Collected data entries

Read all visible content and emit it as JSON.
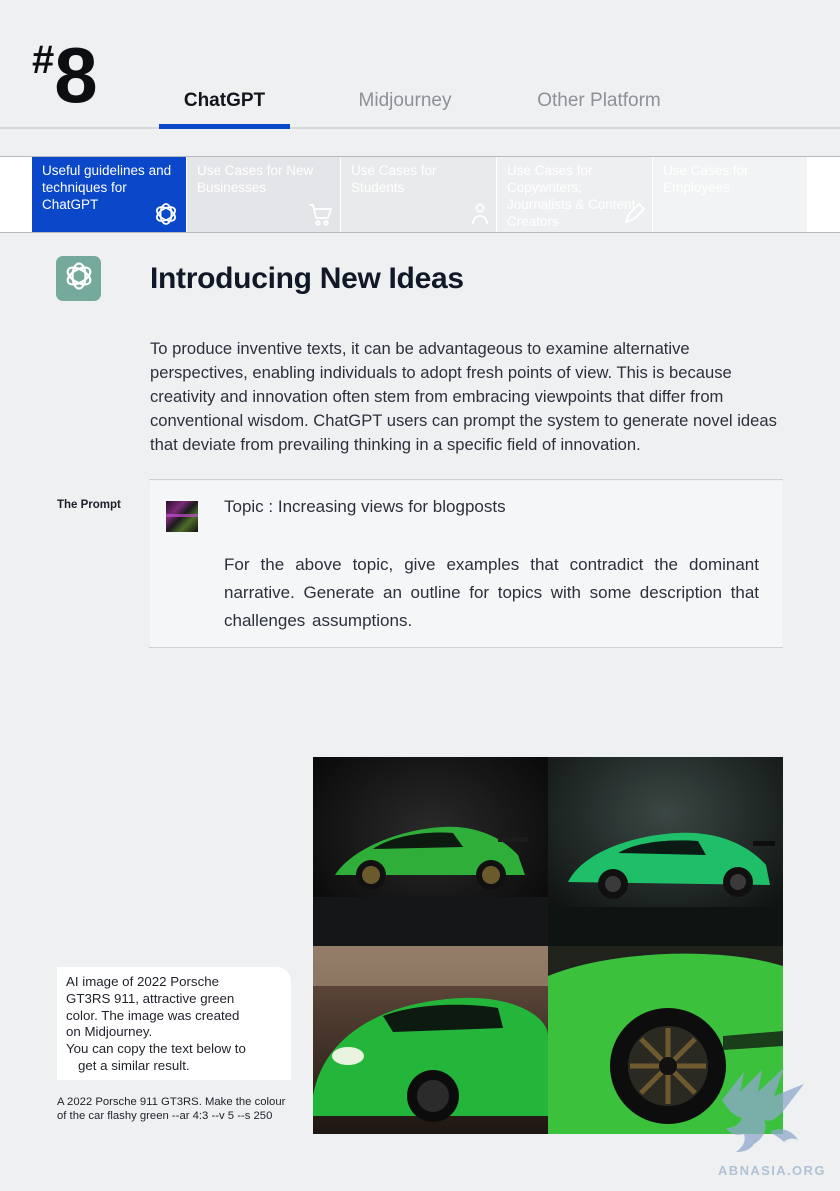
{
  "header": {
    "hash": "#",
    "number": "8",
    "tabs": [
      {
        "label": "ChatGPT",
        "active": true
      },
      {
        "label": "Midjourney",
        "active": false
      },
      {
        "label": "Other Platform",
        "active": false
      }
    ]
  },
  "subnav": {
    "cards": [
      {
        "label": "Useful guidelines and techniques for ChatGPT",
        "icon": "openai-logo-icon",
        "active": true
      },
      {
        "label": "Use Cases for New Businesses",
        "icon": "cart-icon",
        "active": false
      },
      {
        "label": "Use Cases for Students",
        "icon": "student-icon",
        "active": false
      },
      {
        "label": "Use Cases for Copywriters, Journalists & Content Creators",
        "icon": "pen-icon",
        "active": false
      },
      {
        "label": "Use Cases for Employees",
        "icon": "employee-icon",
        "active": false
      }
    ]
  },
  "section": {
    "title": "Introducing New Ideas",
    "body": "To produce inventive texts, it can be advantageous to examine alternative perspectives, enabling individuals to adopt fresh points of view. This is because creativity and innovation often stem from embracing viewpoints that differ from conventional wisdom. ChatGPT users can prompt the system to generate novel ideas that deviate from prevailing thinking in a specific field of innovation."
  },
  "prompt": {
    "label": "The Prompt",
    "topic": "Topic : Increasing views for blogposts",
    "body": "For the above topic, give examples that contradict the dominant narrative. Generate an outline for topics with some description that challenges assumptions."
  },
  "caption": {
    "lines": [
      "AI image of 2022 Porsche",
      "GT3RS 911, attractive green",
      "color. The image was created",
      "on Midjourney.",
      "You can copy the text below to"
    ],
    "indent_line": "get a similar result.",
    "prompt_text": "A 2022 Porsche 911 GT3RS. Make the colour of the car flashy green --ar 4:3 --v 5 --s 250"
  },
  "image_tiles": [
    {
      "name": "green-porsche-studio-left",
      "bg": "#0f0f10",
      "car": "#2fae3a"
    },
    {
      "name": "green-porsche-studio-right",
      "bg": "#1a2321",
      "car": "#1fbf6a"
    },
    {
      "name": "green-porsche-garage-front",
      "bg": "#3a2c25",
      "car": "#23b63a"
    },
    {
      "name": "green-porsche-wheel-closeup",
      "bg": "#1f231c",
      "car": "#3cc13c"
    }
  ],
  "watermark": {
    "text": "ABNASIA.ORG",
    "color": "#b3c2d3"
  },
  "colors": {
    "accent": "#0a47c9",
    "page_bg": "#eff0f2",
    "logo_tile": "#75a99c"
  }
}
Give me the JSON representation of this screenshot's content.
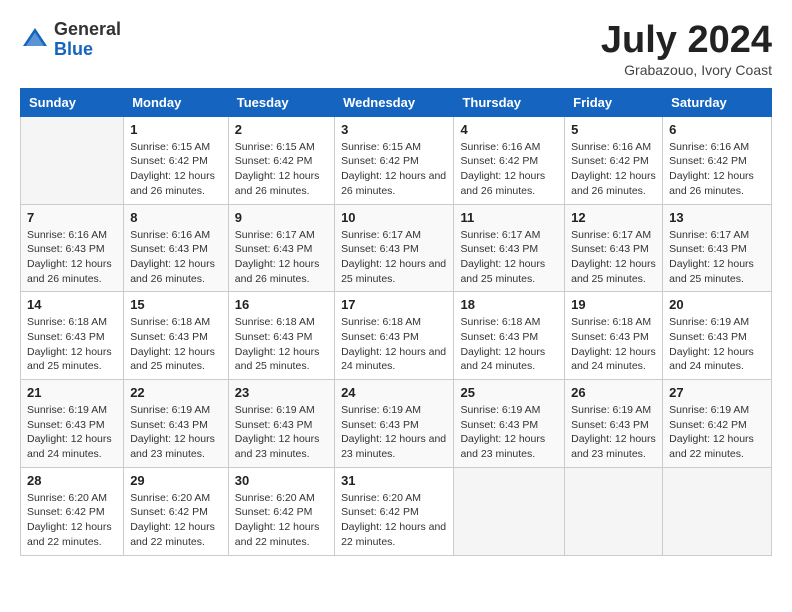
{
  "header": {
    "logo_general": "General",
    "logo_blue": "Blue",
    "month_title": "July 2024",
    "subtitle": "Grabazouo, Ivory Coast"
  },
  "days_of_week": [
    "Sunday",
    "Monday",
    "Tuesday",
    "Wednesday",
    "Thursday",
    "Friday",
    "Saturday"
  ],
  "weeks": [
    [
      {
        "day": "",
        "sunrise": "",
        "sunset": "",
        "daylight": ""
      },
      {
        "day": "1",
        "sunrise": "Sunrise: 6:15 AM",
        "sunset": "Sunset: 6:42 PM",
        "daylight": "Daylight: 12 hours and 26 minutes."
      },
      {
        "day": "2",
        "sunrise": "Sunrise: 6:15 AM",
        "sunset": "Sunset: 6:42 PM",
        "daylight": "Daylight: 12 hours and 26 minutes."
      },
      {
        "day": "3",
        "sunrise": "Sunrise: 6:15 AM",
        "sunset": "Sunset: 6:42 PM",
        "daylight": "Daylight: 12 hours and 26 minutes."
      },
      {
        "day": "4",
        "sunrise": "Sunrise: 6:16 AM",
        "sunset": "Sunset: 6:42 PM",
        "daylight": "Daylight: 12 hours and 26 minutes."
      },
      {
        "day": "5",
        "sunrise": "Sunrise: 6:16 AM",
        "sunset": "Sunset: 6:42 PM",
        "daylight": "Daylight: 12 hours and 26 minutes."
      },
      {
        "day": "6",
        "sunrise": "Sunrise: 6:16 AM",
        "sunset": "Sunset: 6:42 PM",
        "daylight": "Daylight: 12 hours and 26 minutes."
      }
    ],
    [
      {
        "day": "7",
        "sunrise": "Sunrise: 6:16 AM",
        "sunset": "Sunset: 6:43 PM",
        "daylight": "Daylight: 12 hours and 26 minutes."
      },
      {
        "day": "8",
        "sunrise": "Sunrise: 6:16 AM",
        "sunset": "Sunset: 6:43 PM",
        "daylight": "Daylight: 12 hours and 26 minutes."
      },
      {
        "day": "9",
        "sunrise": "Sunrise: 6:17 AM",
        "sunset": "Sunset: 6:43 PM",
        "daylight": "Daylight: 12 hours and 26 minutes."
      },
      {
        "day": "10",
        "sunrise": "Sunrise: 6:17 AM",
        "sunset": "Sunset: 6:43 PM",
        "daylight": "Daylight: 12 hours and 25 minutes."
      },
      {
        "day": "11",
        "sunrise": "Sunrise: 6:17 AM",
        "sunset": "Sunset: 6:43 PM",
        "daylight": "Daylight: 12 hours and 25 minutes."
      },
      {
        "day": "12",
        "sunrise": "Sunrise: 6:17 AM",
        "sunset": "Sunset: 6:43 PM",
        "daylight": "Daylight: 12 hours and 25 minutes."
      },
      {
        "day": "13",
        "sunrise": "Sunrise: 6:17 AM",
        "sunset": "Sunset: 6:43 PM",
        "daylight": "Daylight: 12 hours and 25 minutes."
      }
    ],
    [
      {
        "day": "14",
        "sunrise": "Sunrise: 6:18 AM",
        "sunset": "Sunset: 6:43 PM",
        "daylight": "Daylight: 12 hours and 25 minutes."
      },
      {
        "day": "15",
        "sunrise": "Sunrise: 6:18 AM",
        "sunset": "Sunset: 6:43 PM",
        "daylight": "Daylight: 12 hours and 25 minutes."
      },
      {
        "day": "16",
        "sunrise": "Sunrise: 6:18 AM",
        "sunset": "Sunset: 6:43 PM",
        "daylight": "Daylight: 12 hours and 25 minutes."
      },
      {
        "day": "17",
        "sunrise": "Sunrise: 6:18 AM",
        "sunset": "Sunset: 6:43 PM",
        "daylight": "Daylight: 12 hours and 24 minutes."
      },
      {
        "day": "18",
        "sunrise": "Sunrise: 6:18 AM",
        "sunset": "Sunset: 6:43 PM",
        "daylight": "Daylight: 12 hours and 24 minutes."
      },
      {
        "day": "19",
        "sunrise": "Sunrise: 6:18 AM",
        "sunset": "Sunset: 6:43 PM",
        "daylight": "Daylight: 12 hours and 24 minutes."
      },
      {
        "day": "20",
        "sunrise": "Sunrise: 6:19 AM",
        "sunset": "Sunset: 6:43 PM",
        "daylight": "Daylight: 12 hours and 24 minutes."
      }
    ],
    [
      {
        "day": "21",
        "sunrise": "Sunrise: 6:19 AM",
        "sunset": "Sunset: 6:43 PM",
        "daylight": "Daylight: 12 hours and 24 minutes."
      },
      {
        "day": "22",
        "sunrise": "Sunrise: 6:19 AM",
        "sunset": "Sunset: 6:43 PM",
        "daylight": "Daylight: 12 hours and 23 minutes."
      },
      {
        "day": "23",
        "sunrise": "Sunrise: 6:19 AM",
        "sunset": "Sunset: 6:43 PM",
        "daylight": "Daylight: 12 hours and 23 minutes."
      },
      {
        "day": "24",
        "sunrise": "Sunrise: 6:19 AM",
        "sunset": "Sunset: 6:43 PM",
        "daylight": "Daylight: 12 hours and 23 minutes."
      },
      {
        "day": "25",
        "sunrise": "Sunrise: 6:19 AM",
        "sunset": "Sunset: 6:43 PM",
        "daylight": "Daylight: 12 hours and 23 minutes."
      },
      {
        "day": "26",
        "sunrise": "Sunrise: 6:19 AM",
        "sunset": "Sunset: 6:43 PM",
        "daylight": "Daylight: 12 hours and 23 minutes."
      },
      {
        "day": "27",
        "sunrise": "Sunrise: 6:19 AM",
        "sunset": "Sunset: 6:42 PM",
        "daylight": "Daylight: 12 hours and 22 minutes."
      }
    ],
    [
      {
        "day": "28",
        "sunrise": "Sunrise: 6:20 AM",
        "sunset": "Sunset: 6:42 PM",
        "daylight": "Daylight: 12 hours and 22 minutes."
      },
      {
        "day": "29",
        "sunrise": "Sunrise: 6:20 AM",
        "sunset": "Sunset: 6:42 PM",
        "daylight": "Daylight: 12 hours and 22 minutes."
      },
      {
        "day": "30",
        "sunrise": "Sunrise: 6:20 AM",
        "sunset": "Sunset: 6:42 PM",
        "daylight": "Daylight: 12 hours and 22 minutes."
      },
      {
        "day": "31",
        "sunrise": "Sunrise: 6:20 AM",
        "sunset": "Sunset: 6:42 PM",
        "daylight": "Daylight: 12 hours and 22 minutes."
      },
      {
        "day": "",
        "sunrise": "",
        "sunset": "",
        "daylight": ""
      },
      {
        "day": "",
        "sunrise": "",
        "sunset": "",
        "daylight": ""
      },
      {
        "day": "",
        "sunrise": "",
        "sunset": "",
        "daylight": ""
      }
    ]
  ]
}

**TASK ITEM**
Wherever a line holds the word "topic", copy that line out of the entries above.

**EXERCISE RESPONSE**
    "topic": "Topic : Increasing views for blogposts",
    "body": "For the above topic, give examples that contradict the dominant narrative. Generate an outline for topics with some description that challenges assumptions."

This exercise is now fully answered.